Literary Device Dictionary
The Martian Chronicles by Ray Bradbury
An allusion is a brief and indirect reference to a person, place, thing or idea of historical, cultural, literary, or political significance; It does not describe in detail the person or thing to which it refers. Spader was explaining to the Captain that Earth was corrupt and that if Earth people got to Mars, they would ruin it. He said that "the only reason [men on Earth] didn't set up hot-dog stands in the midst of the Egyptian temple of Karnak is because it was out of the way and served no large commercial purpose" (Bradbury 54). What Spader said was an allusion because he was referring to a place in Egypt and the reader is expected to know what it was, and what significance it had, because the author didn't elaborate any further on what he meant.
An analogy is a point-to-point comparison of two different things that are alike in some aspect. When the African Americans living in the South decided to take the rocket to Mars, the author uses an analogy to compare the crowd of people to a river. "The warm waters descended and engulfed the town... Like a kind of summer molasses... It surged slow, slow, and it was men and women and horses and barking dogs, and it was little boys and girls" (Bradbury 90). This is directly comparing the people to a moving liquid, or river.
Dramatic Irony occurs when the audience/reader knows something the character(s) do(es) not; because of this understanding, the words of the character(s) take on a different meaning. The boys playing in the Martian cities do not understand what has happened there. They believe that they are playing with/around "autumn leaves and white xylophones" (Bradbury 89). The reader is able to understand that the boys are surrounded by the remains of burnt martians; bones and ashes. This realization makes the theme of this chapter more morbid than playful.
Foreshadowing is when the author gives clues about what will happen later in the story.
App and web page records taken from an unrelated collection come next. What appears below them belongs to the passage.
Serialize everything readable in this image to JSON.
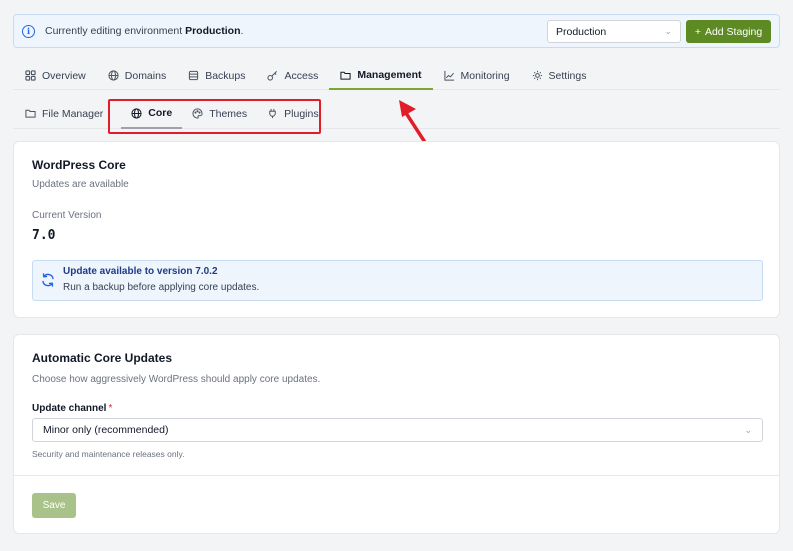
{
  "banner": {
    "prefix": "Currently editing environment ",
    "environment": "Production",
    "suffix": ".",
    "selected_env": "Production",
    "add_staging_label": "Add Staging"
  },
  "tabs": [
    {
      "label": "Overview",
      "icon": "grid-icon"
    },
    {
      "label": "Domains",
      "icon": "globe-icon"
    },
    {
      "label": "Backups",
      "icon": "database-icon"
    },
    {
      "label": "Access",
      "icon": "key-icon"
    },
    {
      "label": "Management",
      "icon": "folder-icon",
      "active": true
    },
    {
      "label": "Monitoring",
      "icon": "chart-icon"
    },
    {
      "label": "Settings",
      "icon": "gear-icon"
    }
  ],
  "subtabs": [
    {
      "label": "File Manager",
      "icon": "folder-icon"
    },
    {
      "label": "Core",
      "icon": "globe-icon",
      "active": true
    },
    {
      "label": "Themes",
      "icon": "palette-icon"
    },
    {
      "label": "Plugins",
      "icon": "plug-icon"
    }
  ],
  "core_card": {
    "title": "WordPress Core",
    "subtitle": "Updates are available",
    "version_label": "Current Version",
    "version_value": "7.0",
    "update_title": "Update available to version 7.0.2",
    "update_desc": "Run a backup before applying core updates."
  },
  "auto_card": {
    "title": "Automatic Core Updates",
    "subtitle": "Choose how aggressively WordPress should apply core updates.",
    "field_label": "Update channel",
    "required_mark": "*",
    "channel_value": "Minor only (recommended)",
    "help_text": "Security and maintenance releases only.",
    "save_label": "Save"
  },
  "colors": {
    "accent": "#5d8a22",
    "info_bg": "#eef5fd",
    "highlight": "#e11d2a"
  }
}
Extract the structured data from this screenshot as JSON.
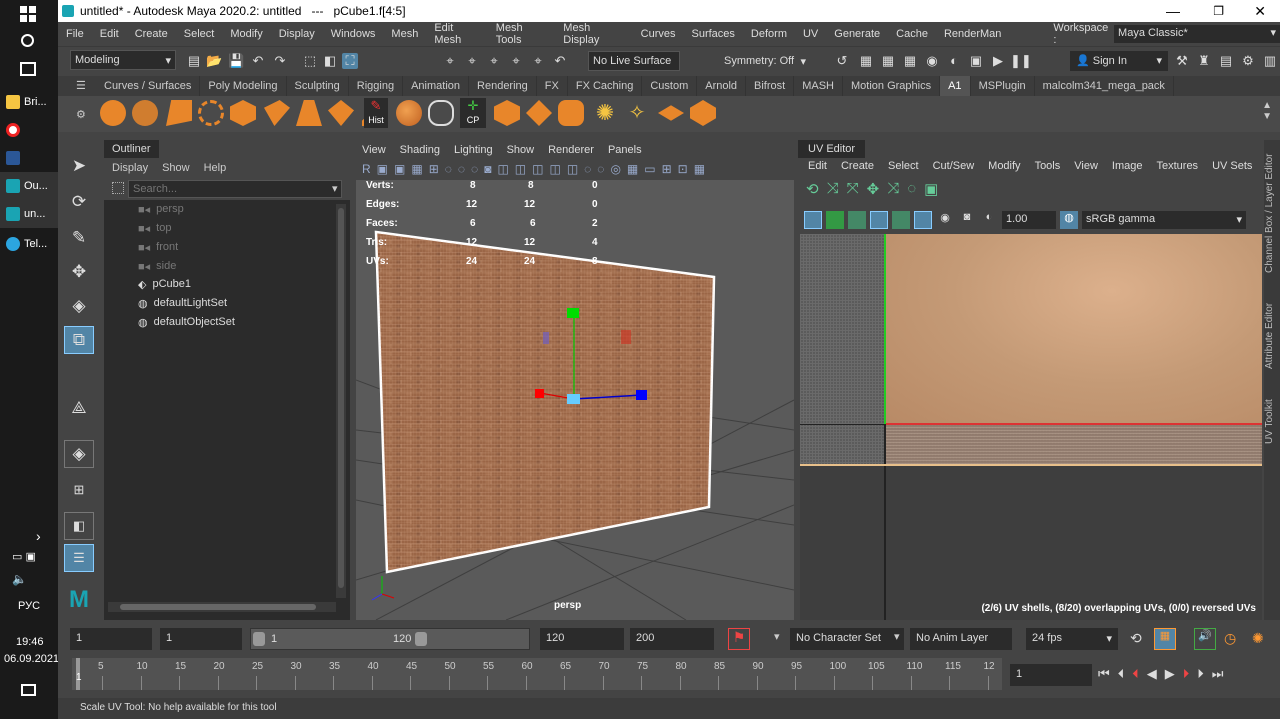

When Captain Wilder encountered Hathaway and his family on Mars, he realized soon after Hathaway's death that his wife and kids were robots. Wilder doesn't know what to do with them when he is preparing to leave. When asked what to do by one of his crew members, Wilder handed him a gun and said, "If you can do anything about this, you're a better man than I" (Bradbury 165). This shows that Wilder thinks they have to kill them, and hints at what will happen to Hathaway's family.
Imagery is descriptive language that the author uses to draw on the five senses of the reader so that they can better imagine the setting(s) of the book. Ray Bradbury uses imagery to describe the Martian book that Mr. Ylla is reading; he says "and from the book, as his fingers stroked, a voice sang, a soft ancient voice..." (Bradbury 2). This is imagery because it allows the reader to imagine the voice that is emitting from the book.
Personification is giving inanimate objects, beliefs, or ideas human qualities. When Tomas is driving alone, he describes the idea of time by saying "what did Time smell like? Like dust and clocks and people. And if you wondered what Time sounded like it sounded like water running in a dark cave and voices crying and dirt dropping down upon hollow box lids, and rain" (Bradbury 80). This makes time seem like a person because it can be smelled and heard.
A paradox is a statement that contradicts itself and still seems to somehow be true. When Dr. Driscoll went to Mars, he worked on growing plants and grass and trees so that humans could survive. One day, after working on the plants, he fell asleep, and "before he woke again, five thousand new trees had climber up into the yellow sun" (Bradbury 77). This situation is a paradox because trees, especially of that quantity, could never grow overnight.
A tragedy is the suffering of a (the) character(s) as they go through a series of unfortunate events that often ends in death. When Spender goes off on his own, he comes back changed after he discovers the ancient Martian towns and history. He doesn't want humans to ruin the planet, so he finds his camp and tries to kill off his team. "Spender's face hardened. 'I thought you would understand'... Spender fired one last time. Cheroke stopped moving" (Bradbury 60). The reader is able to see Spender's own conflict of wanting to preserve Mars but also wanting Cheroke to help him. When Cheroke rejects Spender, it is clear that he did not want to have to kill him.